The 1.8% contraction in 2019 to nearly 59.2 million m3 was recorded by the EPF in its annual report for 2019-2020.

The EPF said it was not making forecasts for 2020 due to the uncertainties of the current coronavirus crisis.

The EPF said the current consumption of wood-based panels followed a similar trend, reducing by 0.7% to nearly 61 million m3. With consumption in EPF countries exceeding the domestic production level, the trade deficit position grew to nearly 1.8 million m3.

This position is largely driven by the level of plywood imports, which reached more than 60% of apparent plywood consumption in 2019. This offset the net export position in other wood-based panel products such as particleboard, MDF, OSB and fibreboard.

In terms of production, particleboard was the one bright spot in EPF countries during 2019, registering a 0.5% growth to 32.095 million m3.

MDF production contracted by 3.7% to 12.136 million m3, while OSB production saw a more modest reverse at 0.8% to 6.771 million m3.

Plywood production dipped by 7.8% to 2.954 million m3, while hardboard output was down to 491,000m3 – a 7.3% drop.
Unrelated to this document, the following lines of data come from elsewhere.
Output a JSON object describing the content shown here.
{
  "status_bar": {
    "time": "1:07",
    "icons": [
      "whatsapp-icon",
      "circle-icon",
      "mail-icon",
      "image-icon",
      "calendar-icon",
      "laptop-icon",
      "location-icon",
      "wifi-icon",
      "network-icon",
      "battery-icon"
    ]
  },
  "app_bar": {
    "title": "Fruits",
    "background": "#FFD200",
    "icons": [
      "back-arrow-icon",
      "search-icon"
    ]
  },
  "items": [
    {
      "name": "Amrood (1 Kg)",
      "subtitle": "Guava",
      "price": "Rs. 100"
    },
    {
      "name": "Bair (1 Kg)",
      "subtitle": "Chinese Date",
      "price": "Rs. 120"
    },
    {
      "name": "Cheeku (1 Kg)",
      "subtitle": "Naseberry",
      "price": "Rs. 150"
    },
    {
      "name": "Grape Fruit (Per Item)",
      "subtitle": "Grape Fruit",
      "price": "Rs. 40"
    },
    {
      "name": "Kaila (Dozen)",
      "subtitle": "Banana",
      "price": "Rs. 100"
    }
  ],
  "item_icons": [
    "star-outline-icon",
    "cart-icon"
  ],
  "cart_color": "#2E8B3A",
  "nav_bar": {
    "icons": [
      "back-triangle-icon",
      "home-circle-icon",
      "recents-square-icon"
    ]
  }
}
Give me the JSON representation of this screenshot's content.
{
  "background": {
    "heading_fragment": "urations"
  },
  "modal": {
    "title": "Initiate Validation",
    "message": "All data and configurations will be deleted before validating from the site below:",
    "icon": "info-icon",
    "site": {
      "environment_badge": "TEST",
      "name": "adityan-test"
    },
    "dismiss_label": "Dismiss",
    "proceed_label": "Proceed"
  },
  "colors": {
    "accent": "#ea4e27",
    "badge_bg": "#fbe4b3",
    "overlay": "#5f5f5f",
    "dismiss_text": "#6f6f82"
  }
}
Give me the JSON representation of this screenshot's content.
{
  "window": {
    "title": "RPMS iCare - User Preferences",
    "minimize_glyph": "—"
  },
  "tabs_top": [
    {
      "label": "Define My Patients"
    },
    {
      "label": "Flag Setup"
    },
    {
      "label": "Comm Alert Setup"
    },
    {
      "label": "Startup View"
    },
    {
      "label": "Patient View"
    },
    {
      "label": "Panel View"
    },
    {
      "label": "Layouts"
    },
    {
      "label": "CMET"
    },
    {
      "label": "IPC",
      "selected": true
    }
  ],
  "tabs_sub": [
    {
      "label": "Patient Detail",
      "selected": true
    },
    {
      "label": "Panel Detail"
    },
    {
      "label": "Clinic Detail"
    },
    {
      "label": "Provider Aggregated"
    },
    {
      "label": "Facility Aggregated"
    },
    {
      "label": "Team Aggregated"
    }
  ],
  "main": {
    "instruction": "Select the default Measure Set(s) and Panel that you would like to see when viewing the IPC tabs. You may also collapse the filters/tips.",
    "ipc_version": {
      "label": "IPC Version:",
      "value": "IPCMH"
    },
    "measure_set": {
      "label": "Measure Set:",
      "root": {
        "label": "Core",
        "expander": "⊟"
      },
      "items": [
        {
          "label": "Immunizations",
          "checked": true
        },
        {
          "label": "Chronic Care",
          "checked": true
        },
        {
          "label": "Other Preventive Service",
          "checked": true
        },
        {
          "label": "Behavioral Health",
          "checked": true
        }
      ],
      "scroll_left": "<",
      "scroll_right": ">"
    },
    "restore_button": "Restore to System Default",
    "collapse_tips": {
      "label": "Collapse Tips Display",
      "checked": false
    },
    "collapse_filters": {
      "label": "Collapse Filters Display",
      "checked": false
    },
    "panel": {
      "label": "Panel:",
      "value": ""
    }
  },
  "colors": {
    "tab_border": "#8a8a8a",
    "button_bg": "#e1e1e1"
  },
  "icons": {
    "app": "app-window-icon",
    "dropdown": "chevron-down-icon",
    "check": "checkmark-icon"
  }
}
Even softboard, a star performer in terms of production growth in recent years, saw output reduce by 8.6% in 2019 to 4.738 million m3. This was due to capacity closures.

The furniture industry remains the biggest end-use destination for wood-based panels output in EPF countries, accounting for 49% of overall production in Europe in 2019. Construction was the number two destination sector with 38% of production (up from 34% in 2018), with the remaining 3% and 10% of production going into packaging and other applications respectively.

In the particleboard sector, Poland registered the largest production growth in 2019, increasing by 11.5% to 3.607 million m3, with the UK and Belgium second in the growth stakes by recording a 5.4% rise to 3.249 million m3 (combined figure for both countries).

More information on the EPF’s annual report will be shared in the next issue of WBPI